#### [THE TASK]
Search the data below for the string "Списки" and copy all lines where it shows up.

══ RECORDS ══

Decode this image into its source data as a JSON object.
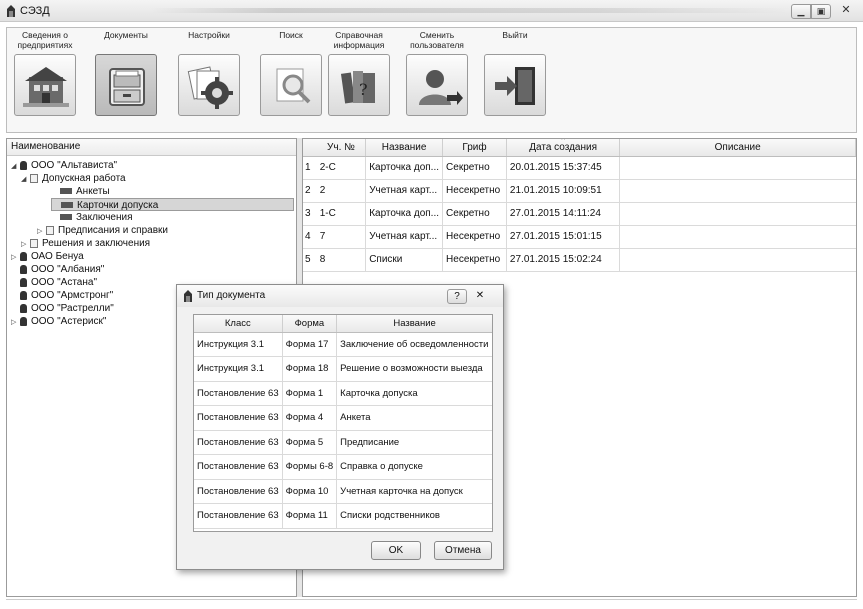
{
  "window": {
    "title": "СЭЗД"
  },
  "toolbar": {
    "items": [
      {
        "label": "Сведения о\nпредприятиях",
        "icon": "company-building-icon"
      },
      {
        "label": "Документы",
        "icon": "document-drawer-icon"
      },
      {
        "label": "Настройки",
        "icon": "settings-gear-icon"
      },
      {
        "label": "Поиск",
        "icon": "search-magnifier-icon"
      },
      {
        "label": "Справочная\nинформация",
        "icon": "reference-books-icon"
      },
      {
        "label": "Сменить\nпользователя",
        "icon": "switch-user-icon"
      },
      {
        "label": "Выйти",
        "icon": "exit-door-icon"
      }
    ]
  },
  "tree": {
    "header": "Наименование",
    "nodes": [
      {
        "label": "ООО \"Альтависта\"",
        "icon": "organization-icon",
        "arrow": "◢"
      },
      {
        "label": "Допускная работа",
        "icon": "folder-doc-icon",
        "arrow": "◢"
      },
      {
        "label": "Анкеты",
        "icon": "leaf-icon",
        "arrow": ""
      },
      {
        "label": "Карточки допуска",
        "icon": "leaf-icon",
        "arrow": "",
        "selected": true
      },
      {
        "label": "Заключения",
        "icon": "leaf-icon",
        "arrow": ""
      },
      {
        "label": "Предписания и справки",
        "icon": "folder-doc-icon",
        "arrow": "▷"
      },
      {
        "label": "Решения и заключения",
        "icon": "folder-doc-icon",
        "arrow": "▷"
      },
      {
        "label": "ОАО Бенуа",
        "icon": "organization-icon",
        "arrow": "▷"
      },
      {
        "label": "ООО \"Албания\"",
        "icon": "organization-icon",
        "arrow": ""
      },
      {
        "label": "ООО \"Астана\"",
        "icon": "organization-icon",
        "arrow": ""
      },
      {
        "label": "ООО \"Армстронг\"",
        "icon": "organization-icon",
        "arrow": ""
      },
      {
        "label": "ООО \"Растрелли\"",
        "icon": "organization-icon",
        "arrow": ""
      },
      {
        "label": "ООО \"Астериск\"",
        "icon": "organization-icon",
        "arrow": "▷"
      }
    ]
  },
  "grid": {
    "columns": [
      "Уч. №",
      "Название",
      "Гриф",
      "Дата создания",
      "Описание"
    ],
    "rows": [
      {
        "n": "1",
        "num": "2-С",
        "name": "Карточка доп...",
        "grif": "Секретно",
        "date": "20.01.2015 15:37:45",
        "desc": ""
      },
      {
        "n": "2",
        "num": "2",
        "name": "Учетная карт...",
        "grif": "Несекретно",
        "date": "21.01.2015 10:09:51",
        "desc": ""
      },
      {
        "n": "3",
        "num": "1-С",
        "name": "Карточка доп...",
        "grif": "Секретно",
        "date": "27.01.2015 14:11:24",
        "desc": ""
      },
      {
        "n": "4",
        "num": "7",
        "name": "Учетная карт...",
        "grif": "Несекретно",
        "date": "27.01.2015 15:01:15",
        "desc": ""
      },
      {
        "n": "5",
        "num": "8",
        "name": "Списки",
        "grif": "Несекретно",
        "date": "27.01.2015 15:02:24",
        "desc": ""
      }
    ]
  },
  "dialog": {
    "title": "Тип документа",
    "help": "?",
    "close": "✕",
    "columns": [
      "Класс",
      "Форма",
      "Название"
    ],
    "rows": [
      {
        "cls": "Инструкция 3.1",
        "form": "Форма 17",
        "name": "Заключение об осведомленности"
      },
      {
        "cls": "Инструкция 3.1",
        "form": "Форма 18",
        "name": "Решение о возможности выезда"
      },
      {
        "cls": "Постановление 63",
        "form": "Форма 1",
        "name": "Карточка допуска"
      },
      {
        "cls": "Постановление 63",
        "form": "Форма 4",
        "name": "Анкета"
      },
      {
        "cls": "Постановление 63",
        "form": "Форма 5",
        "name": "Предписание"
      },
      {
        "cls": "Постановление 63",
        "form": "Формы 6-8",
        "name": "Справка о допуске"
      },
      {
        "cls": "Постановление 63",
        "form": "Форма 10",
        "name": "Учетная карточка на допуск"
      },
      {
        "cls": "Постановление 63",
        "form": "Форма 11",
        "name": "Списки родственников"
      }
    ],
    "ok": "OK",
    "cancel": "Отмена"
  }
}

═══

#### [EXPECTED ANSWER]
        "name": "Списки",
        "name": "Списки родственников"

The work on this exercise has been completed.